As Farocki juxtaposes the excruciatingly slow and methodical process of placement, framing, lighting and construction in the advertising sequences, following photographers, art directors and stylists as they agonise over the correct angle of a slice of cheese, he constantly returns the viewer to the works of the Dutch Golden Age. While the camera lingers on the realistically rendered shaved contours of a wedge of cheese in Hans van Essen’s Still Life with Cheese, Fish, and Onions (1615), it is clear that for Farocki it is not enough for the viewer to take a panoramic view of the artworks within his film. Rather, each composition must be dissected and fragmented to the point of fetishisation. As the narrator remarks, “The word fetish has returned and can now haunt any object.” One need only view the ritualistic placement of objects in the advertisement scenes to see an enactment of the obsessive devotion to an object. However, Farocki does not succumb to the allure of the fetish object. Instead, the poetics of vision encapsulated in Farocki’s close-ups of artworks bespeak a politics of consumer desire that asks the viewer to interrogate their own relationship with the objects they consume.
In defining Farocki’s overarching approach to the filmic essay, Thomas Elsaesser writes that, “With Farocki […] the act of 'documenting' the contemporary world is guided also by different kinds of authorship, different strategies of probing and testing, and an agency that is at once forensic and pedagogic." Despite the pedagogical thrust that Elsaesser attributes to Farocki’s films, Still Life is not a lesson in art history and aesthetics, nor is there the presence of the moral didacticism of Bertolt Brecht, who Faroki credits as an influence.

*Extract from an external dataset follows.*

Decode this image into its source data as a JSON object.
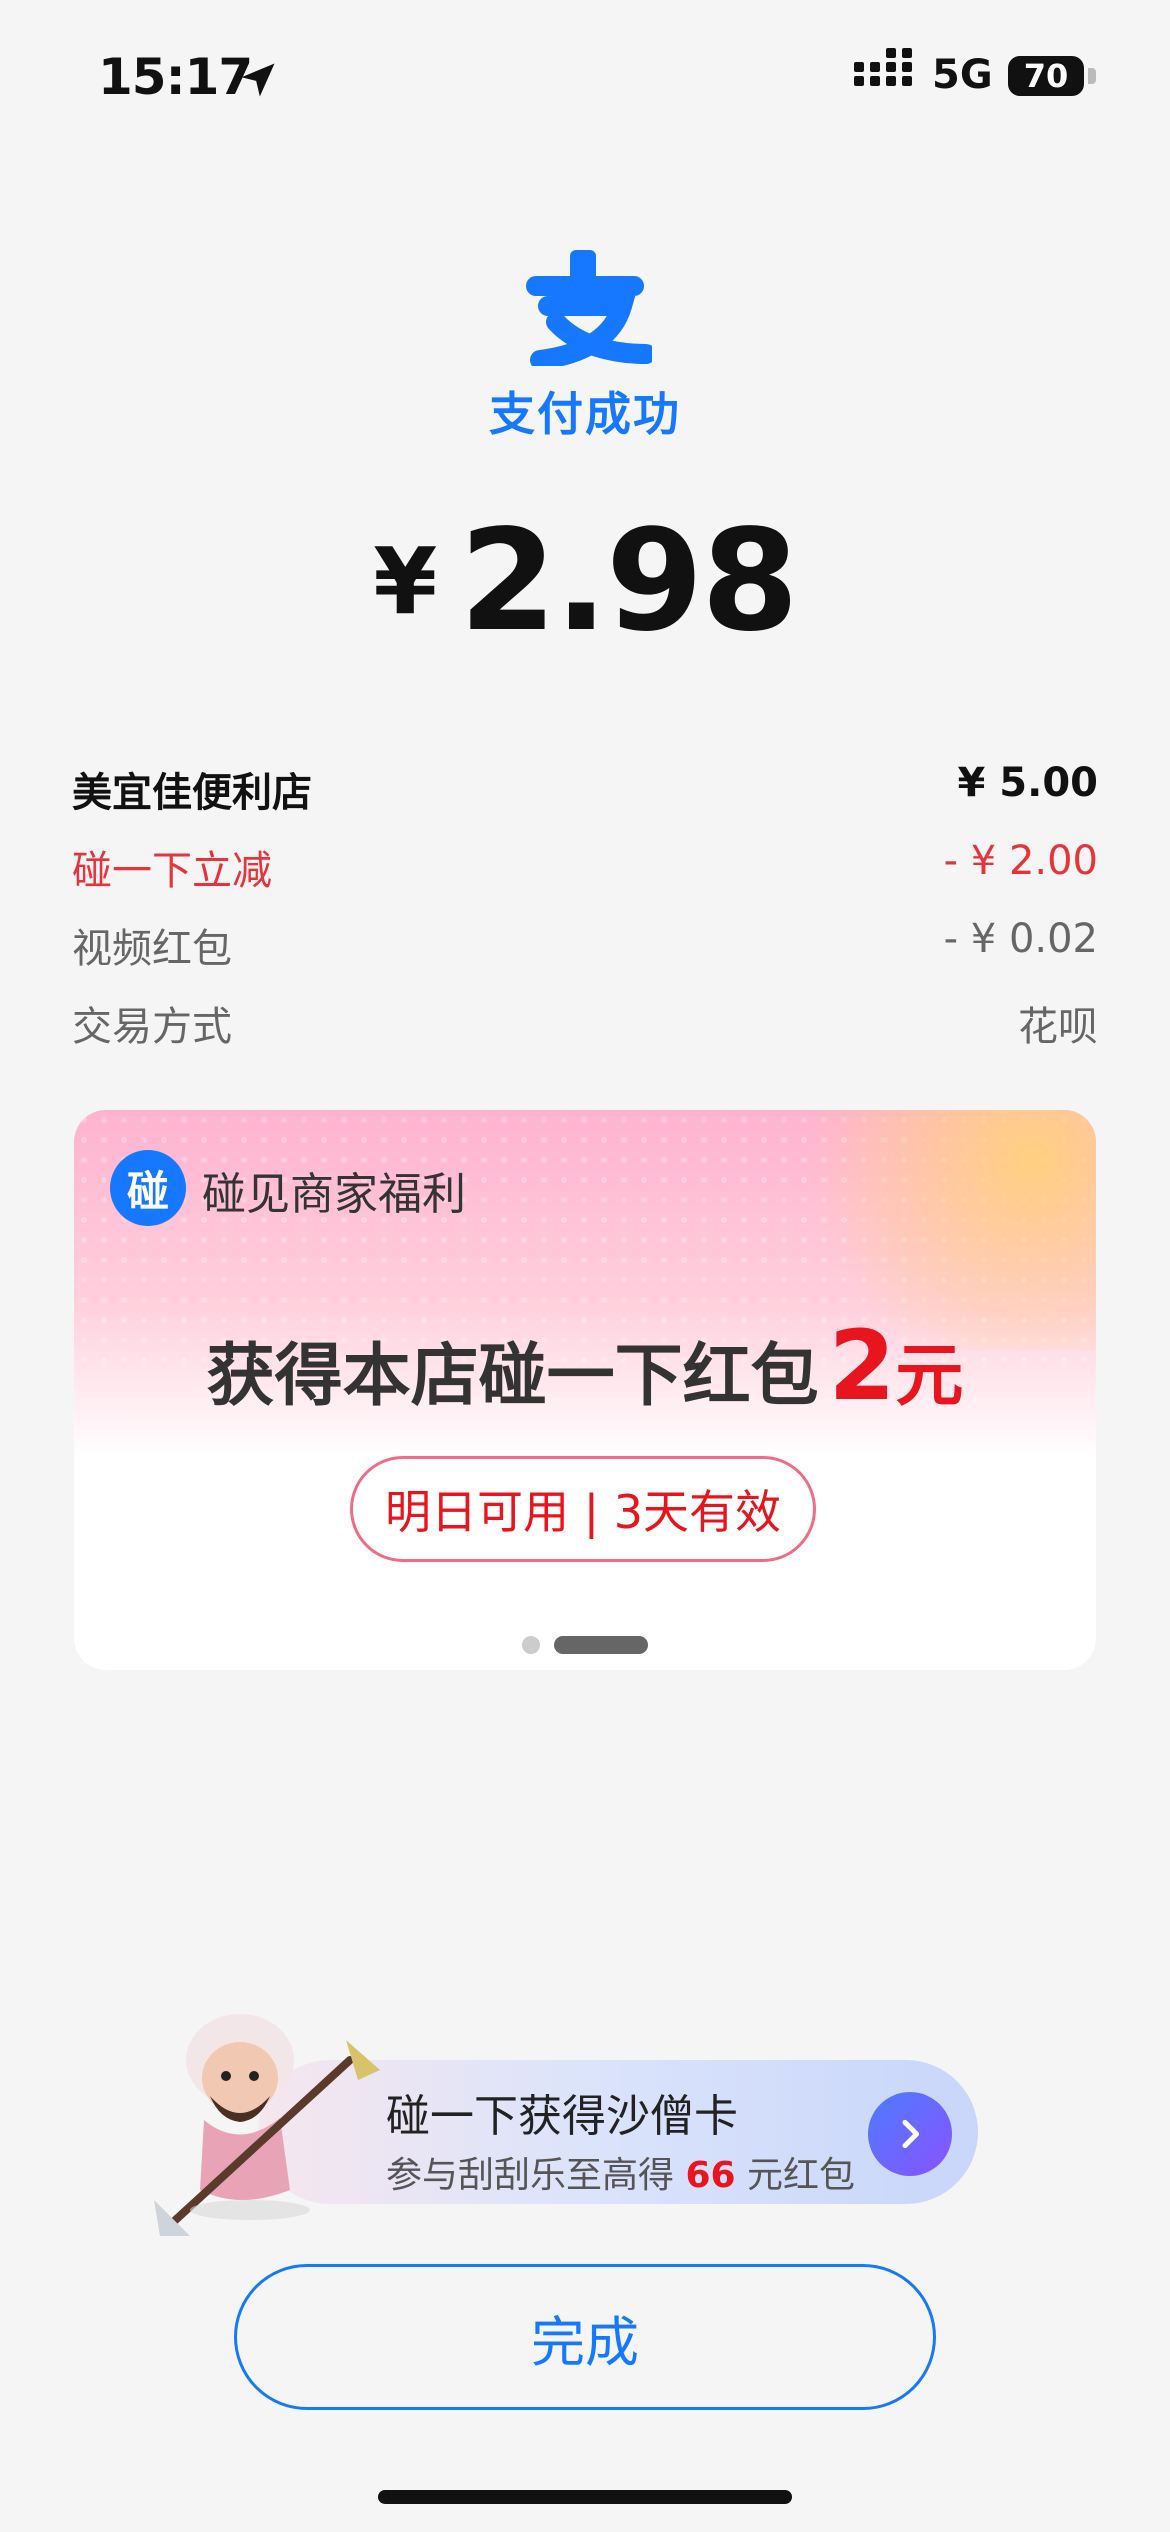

The power of the message underlying Still Life – as in many of Farocki’s films – is the role of the spectator.
This is particularly clear in the advertising sequences, which are afforded an ironically silent reverence by Silverman, who never intrudes into the action. With each advertising scene laying bare the apparatus employed to construct images designed to seduce the consumer, the temporality of the 17th century still life is transposed to the photographic medium in sharp contrast with the expediency of consumerism inspired by the objects captured. Although almost 20 years old, Still Life resonates with the current desire economy and serves as a part of Farocki’s legacy as a filmic archaeologist or “objet-trouvé artist” who, in his own words, “expresses that you cannot create meaning systematically, as the big production companies, cinema, and TV stations try to do. One needs chances and the luck of a finder.” One must excavate the remains and look beyond the surface to unveil new modes of seeing.
 Christa Blümlinger, “Harun Farocki: Critical Strategies,” Parachute 111 (2003): 115.
 Thomas Elsaesser, “Harun Farocki: Filmmaker, Artist, Media Theorist,” Afterall: A Journal of Art, Context and Enquiry 11 (2005): 56.
 Randall Halle and Sabine Czylwik, “History is not a Matter of Generations: Interview with Harun Farocki,” Camera Obscura 46 (2000): 58.]
 Ibid., p. 56.